Work of low-skilled migrant workers from developing countries in developed economies is a growing phenomenon and a key political and economic issue. An extensive literature has found (for the most part) that these workers come from the lower part of the skill distribution. This paper revisits the issue, using a self-selection model, a unique data-set on migrant workers as well as on workers that chose not to migrate (‘stayers’), and direct estimation of the moments of the latent unobserved skill distributions. The main findings are that there are two dimensions to self-selection: in terms of observed skills, a substantial migration premium lures migrant workers, while very low returns to skills in the foreign economy deter skilled workers, leading to negative self-selection. In terms of unobservable skills, self-selection is found to be positive rather than negative. The latter finding entails substantial increases in mean wages and reduction in wage inequality, relative to random assignment and to the alternative of not migrating. The analysis also demonstrates that estimates of skill premia for migrants — an important issue in the immigration literature — are upward biased if selection is not accounted for.
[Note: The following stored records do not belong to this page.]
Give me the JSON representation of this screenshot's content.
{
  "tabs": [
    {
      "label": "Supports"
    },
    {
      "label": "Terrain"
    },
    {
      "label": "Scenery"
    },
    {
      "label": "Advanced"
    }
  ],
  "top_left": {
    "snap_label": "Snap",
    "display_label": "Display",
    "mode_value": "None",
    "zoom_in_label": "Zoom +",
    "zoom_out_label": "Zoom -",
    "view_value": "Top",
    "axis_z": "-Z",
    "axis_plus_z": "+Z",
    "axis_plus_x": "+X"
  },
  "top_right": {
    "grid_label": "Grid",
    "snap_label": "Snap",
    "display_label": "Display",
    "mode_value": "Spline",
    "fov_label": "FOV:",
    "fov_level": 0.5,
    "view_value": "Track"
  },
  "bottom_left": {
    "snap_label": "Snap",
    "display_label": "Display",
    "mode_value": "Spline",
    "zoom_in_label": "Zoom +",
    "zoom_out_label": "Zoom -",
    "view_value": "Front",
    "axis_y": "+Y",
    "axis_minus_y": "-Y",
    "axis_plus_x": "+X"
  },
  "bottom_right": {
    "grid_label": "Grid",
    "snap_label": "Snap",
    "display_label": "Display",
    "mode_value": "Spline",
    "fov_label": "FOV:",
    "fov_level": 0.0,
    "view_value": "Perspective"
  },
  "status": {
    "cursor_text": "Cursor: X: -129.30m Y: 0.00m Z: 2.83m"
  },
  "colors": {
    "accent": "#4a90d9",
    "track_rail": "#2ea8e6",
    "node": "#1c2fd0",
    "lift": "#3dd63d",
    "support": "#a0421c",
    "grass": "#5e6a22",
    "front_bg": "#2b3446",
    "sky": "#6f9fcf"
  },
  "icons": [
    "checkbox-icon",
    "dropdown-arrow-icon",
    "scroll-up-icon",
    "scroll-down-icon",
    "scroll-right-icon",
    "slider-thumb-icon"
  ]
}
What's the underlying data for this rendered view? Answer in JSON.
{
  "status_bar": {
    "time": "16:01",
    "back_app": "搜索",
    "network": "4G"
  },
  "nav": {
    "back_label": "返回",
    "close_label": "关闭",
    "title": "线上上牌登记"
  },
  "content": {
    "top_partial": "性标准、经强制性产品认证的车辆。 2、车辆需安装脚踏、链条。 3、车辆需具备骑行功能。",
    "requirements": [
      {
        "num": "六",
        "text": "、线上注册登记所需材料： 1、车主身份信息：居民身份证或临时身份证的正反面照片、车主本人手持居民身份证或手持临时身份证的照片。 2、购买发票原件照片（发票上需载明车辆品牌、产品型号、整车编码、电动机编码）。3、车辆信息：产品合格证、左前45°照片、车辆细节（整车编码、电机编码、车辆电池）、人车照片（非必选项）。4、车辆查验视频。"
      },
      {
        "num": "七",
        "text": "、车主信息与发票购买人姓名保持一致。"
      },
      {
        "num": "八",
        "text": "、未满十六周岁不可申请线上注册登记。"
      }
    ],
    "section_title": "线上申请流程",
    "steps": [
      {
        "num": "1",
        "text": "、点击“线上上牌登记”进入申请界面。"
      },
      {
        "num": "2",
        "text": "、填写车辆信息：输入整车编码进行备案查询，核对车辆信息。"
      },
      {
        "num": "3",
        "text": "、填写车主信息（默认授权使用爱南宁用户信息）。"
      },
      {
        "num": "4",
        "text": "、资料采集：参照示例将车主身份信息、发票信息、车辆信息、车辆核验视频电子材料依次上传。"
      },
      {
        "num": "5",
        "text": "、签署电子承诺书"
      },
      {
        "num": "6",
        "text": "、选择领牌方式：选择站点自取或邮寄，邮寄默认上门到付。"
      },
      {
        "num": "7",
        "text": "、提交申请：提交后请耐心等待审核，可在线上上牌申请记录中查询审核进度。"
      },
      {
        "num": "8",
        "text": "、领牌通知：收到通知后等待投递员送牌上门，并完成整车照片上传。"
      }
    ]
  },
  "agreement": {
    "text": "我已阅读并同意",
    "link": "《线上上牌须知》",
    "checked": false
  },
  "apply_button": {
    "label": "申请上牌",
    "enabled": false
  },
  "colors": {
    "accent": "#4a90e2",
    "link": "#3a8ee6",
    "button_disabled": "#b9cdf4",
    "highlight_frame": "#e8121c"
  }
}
Relevant skills are multi-dimensional, hence assignments in this context are non-hierarchical
To submit an update or takedown request for this paper, please submit an Update/Correction/Removal Request.